Directions for this task:
From the data, copy out every line in which the word "schooner" appears.

Excerpts from an interface dataset:
= = = = =
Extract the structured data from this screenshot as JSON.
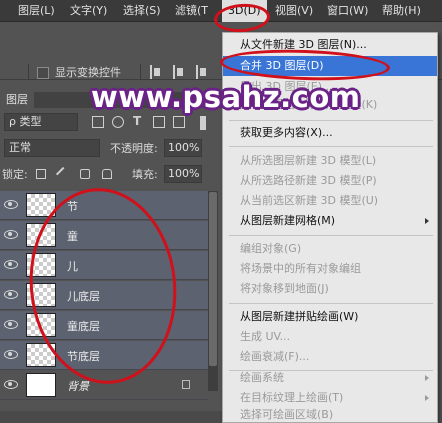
{
  "menubar": {
    "items": [
      {
        "label": "图层(L)"
      },
      {
        "label": "文字(Y)"
      },
      {
        "label": "选择(S)"
      },
      {
        "label": "滤镜(T"
      },
      {
        "label": "3D(D)"
      },
      {
        "label": "视图(V)"
      },
      {
        "label": "窗口(W)"
      },
      {
        "label": "帮助(H)"
      }
    ]
  },
  "options": {
    "show_transform_label": "显示变换控件"
  },
  "layers_panel": {
    "tab_label": "图层",
    "filter_kind": "ρ 类型",
    "blend_mode": "正常",
    "opacity_label": "不透明度:",
    "opacity_value": "100%",
    "lock_label": "锁定:",
    "fill_label": "填充:",
    "fill_value": "100%",
    "layers": [
      {
        "name": "节"
      },
      {
        "name": "童"
      },
      {
        "name": "儿"
      },
      {
        "name": "儿底层"
      },
      {
        "name": "童底层"
      },
      {
        "name": "节底层"
      },
      {
        "name": "背景"
      }
    ]
  },
  "menu_3d": {
    "items": [
      {
        "label": "从文件新建 3D 图层(N)..."
      },
      {
        "label": "合并 3D 图层(D)"
      },
      {
        "label": "导出 3D 图层(E)..."
      },
      {
        "label": "从 3D 图层生成工作路径(K)"
      },
      {
        "label": "获取更多内容(X)..."
      },
      {
        "label": "从所选图层新建 3D 模型(L)"
      },
      {
        "label": "从所选路径新建 3D 模型(P)"
      },
      {
        "label": "从当前选区新建 3D 模型(U)"
      },
      {
        "label": "从图层新建网格(M)"
      },
      {
        "label": "编组对象(G)"
      },
      {
        "label": "将场景中的所有对象编组"
      },
      {
        "label": "将对象移到地面(J)"
      },
      {
        "label": "从图层新建拼贴绘画(W)"
      },
      {
        "label": "生成 UV..."
      },
      {
        "label": "绘画衰减(F)..."
      },
      {
        "label": "绘画系统"
      },
      {
        "label": "在目标纹理上绘画(T)"
      },
      {
        "label": "选择可绘画区域(B)"
      }
    ]
  },
  "watermark": {
    "text": "www.psahz.com"
  },
  "colors": {
    "highlight": "#3875d7",
    "annotation_ring": "#d0101a",
    "watermark_outline": "#6b2287"
  }
}
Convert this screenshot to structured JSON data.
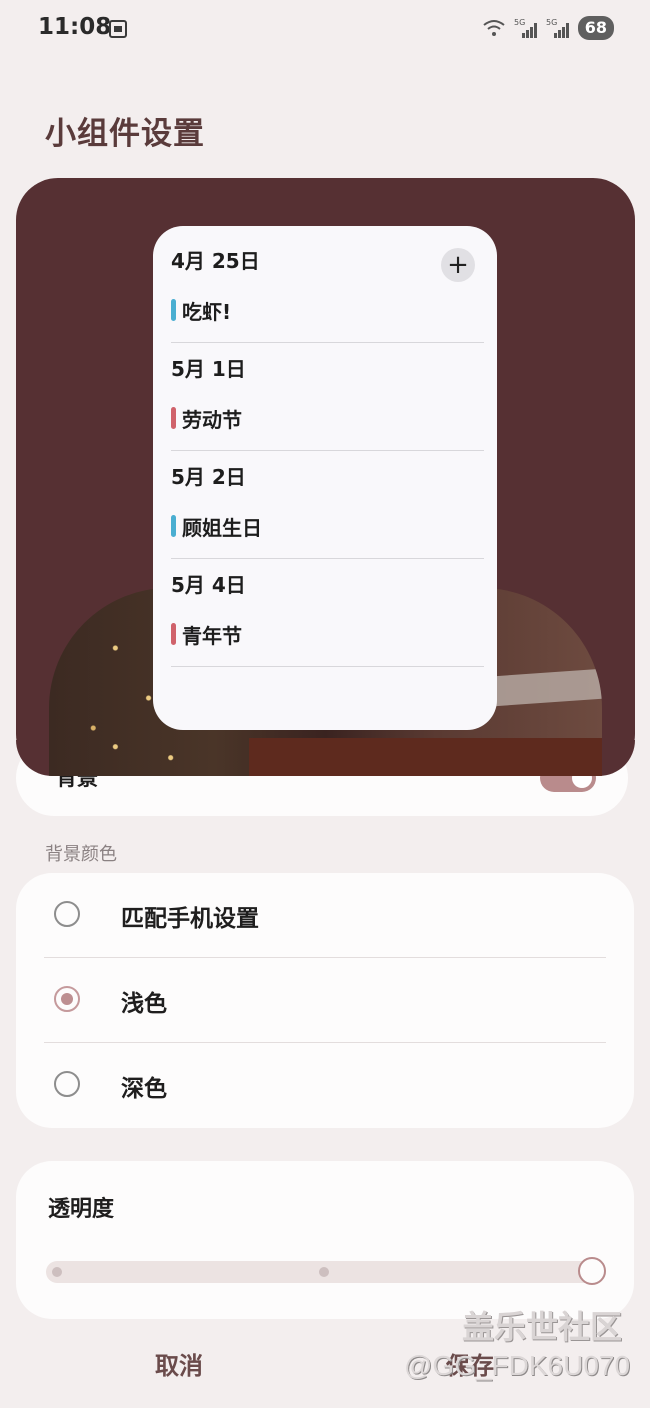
{
  "status": {
    "time": "11:08",
    "battery": "68",
    "net1": "5G",
    "net2": "5G"
  },
  "title": "小组件设置",
  "calendar": {
    "add_label": "+",
    "groups": [
      {
        "date": "4月 25日",
        "event": "吃虾!",
        "color": "#4aaed1"
      },
      {
        "date": "5月 1日",
        "event": "劳动节",
        "color": "#d0626b"
      },
      {
        "date": "5月 2日",
        "event": "顾姐生日",
        "color": "#4aaed1"
      },
      {
        "date": "5月 4日",
        "event": "青年节",
        "color": "#d0626b"
      }
    ]
  },
  "background_row": {
    "label": "背景",
    "enabled": true
  },
  "bg_color_section": {
    "label": "背景颜色",
    "options": [
      {
        "label": "匹配手机设置",
        "selected": false
      },
      {
        "label": "浅色",
        "selected": true
      },
      {
        "label": "深色",
        "selected": false
      }
    ]
  },
  "transparency": {
    "label": "透明度",
    "value": 1.0
  },
  "actions": {
    "cancel": "取消",
    "save": "保存"
  },
  "watermark": {
    "line1": "盖乐世社区",
    "line2": "@GG_FDK6U070"
  },
  "colors": {
    "accent": "#b98b8c",
    "preview_bg": "#563033",
    "title": "#5a3b3b"
  }
}
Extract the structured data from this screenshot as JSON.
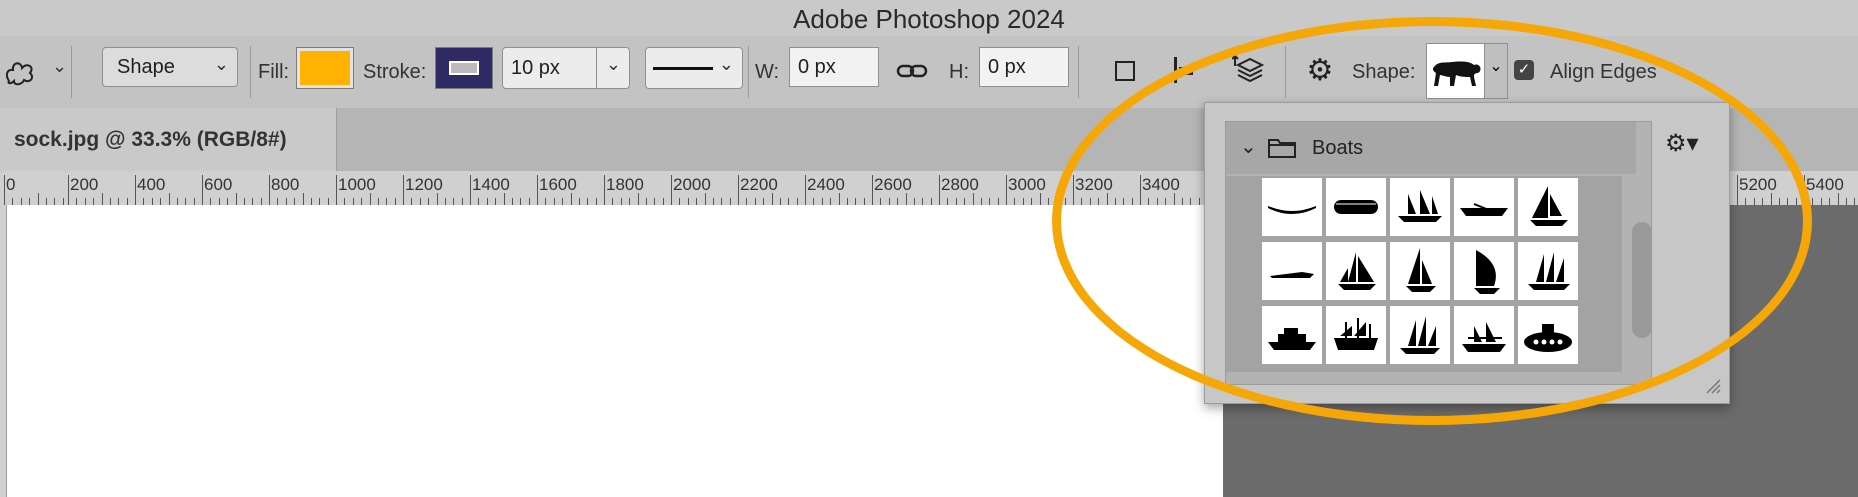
{
  "app": {
    "title": "Adobe Photoshop 2024"
  },
  "options_bar": {
    "tool_icon": "custom-shape-tool-icon",
    "mode": "Shape",
    "fill_label": "Fill:",
    "fill_color": "#FFB300",
    "stroke_label": "Stroke:",
    "stroke_color": "#2E2A63",
    "stroke_width": "10 px",
    "w_label": "W:",
    "w_value": "0 px",
    "h_label": "H:",
    "h_value": "0 px",
    "shape_label": "Shape:",
    "align_edges_label": "Align Edges",
    "align_edges_checked": true
  },
  "document": {
    "tab_title": "sock.jpg @ 33.3% (RGB/8#)"
  },
  "ruler": {
    "labels": [
      "0",
      "200",
      "400",
      "600",
      "800",
      "1000",
      "1200",
      "1400",
      "1600",
      "1800",
      "2000",
      "2200",
      "2400",
      "2600",
      "2800",
      "3000",
      "3200",
      "3400",
      "5200",
      "5400"
    ]
  },
  "shape_picker": {
    "folder_name": "Boats",
    "shapes": [
      "canoe-shape",
      "raft-shape",
      "sailing-ship-shape",
      "rowboat-shape",
      "sailboat-shape",
      "speedboat-shape",
      "schooner-shape",
      "yacht-sail-shape",
      "spinnaker-sail-shape",
      "tall-ship-shape",
      "cruise-ship-shape",
      "galleon-shape",
      "two-mast-schooner-shape",
      "pirate-ship-shape",
      "submarine-shape"
    ]
  },
  "highlight_color": "#F6A708"
}
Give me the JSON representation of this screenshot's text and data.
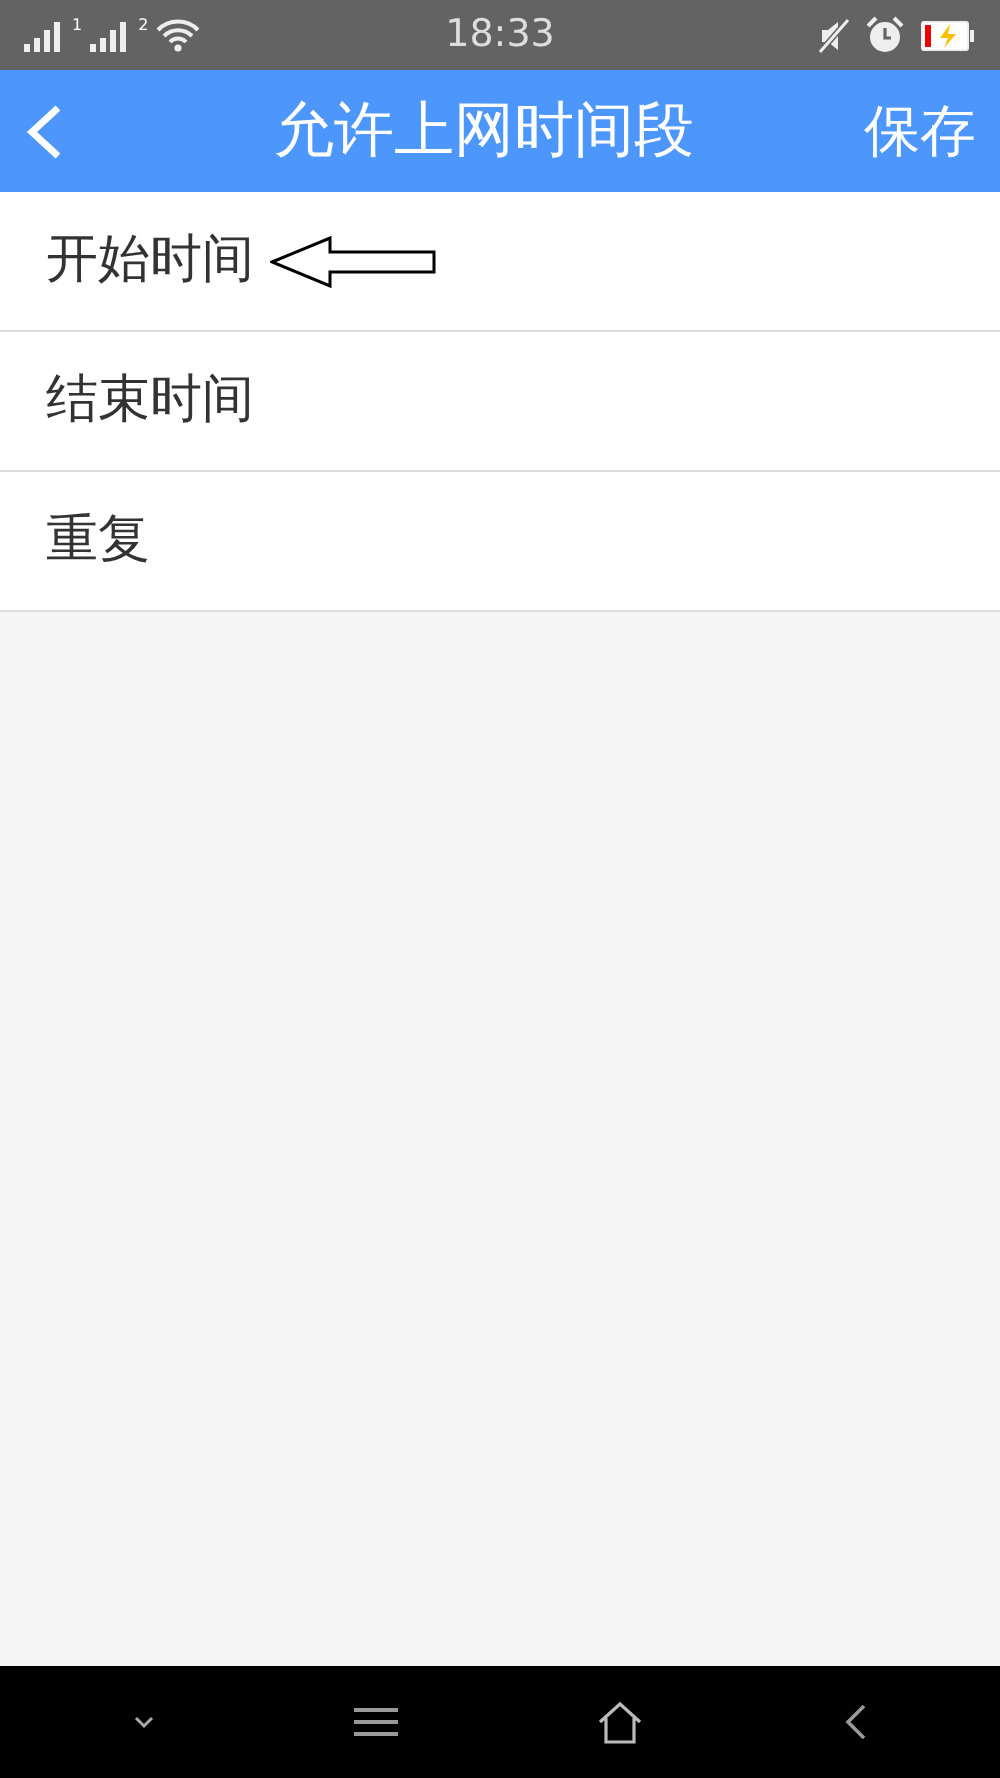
{
  "status_bar": {
    "sim_slots": [
      "1",
      "2"
    ],
    "time": "18:33"
  },
  "header": {
    "title": "允许上网时间段",
    "action": "保存"
  },
  "items": [
    {
      "label": "开始时间",
      "annotated": true
    },
    {
      "label": "结束时间",
      "annotated": false
    },
    {
      "label": "重复",
      "annotated": false
    }
  ]
}
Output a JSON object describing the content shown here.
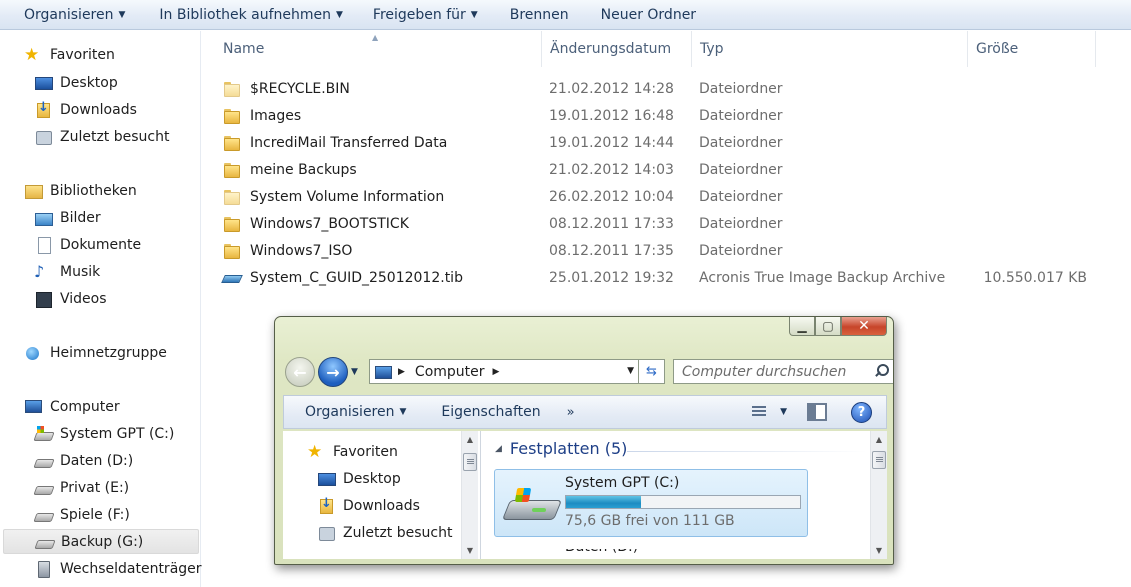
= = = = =
Result of the task:
      "schooner-shape",
      "two-mast-schooner-shape",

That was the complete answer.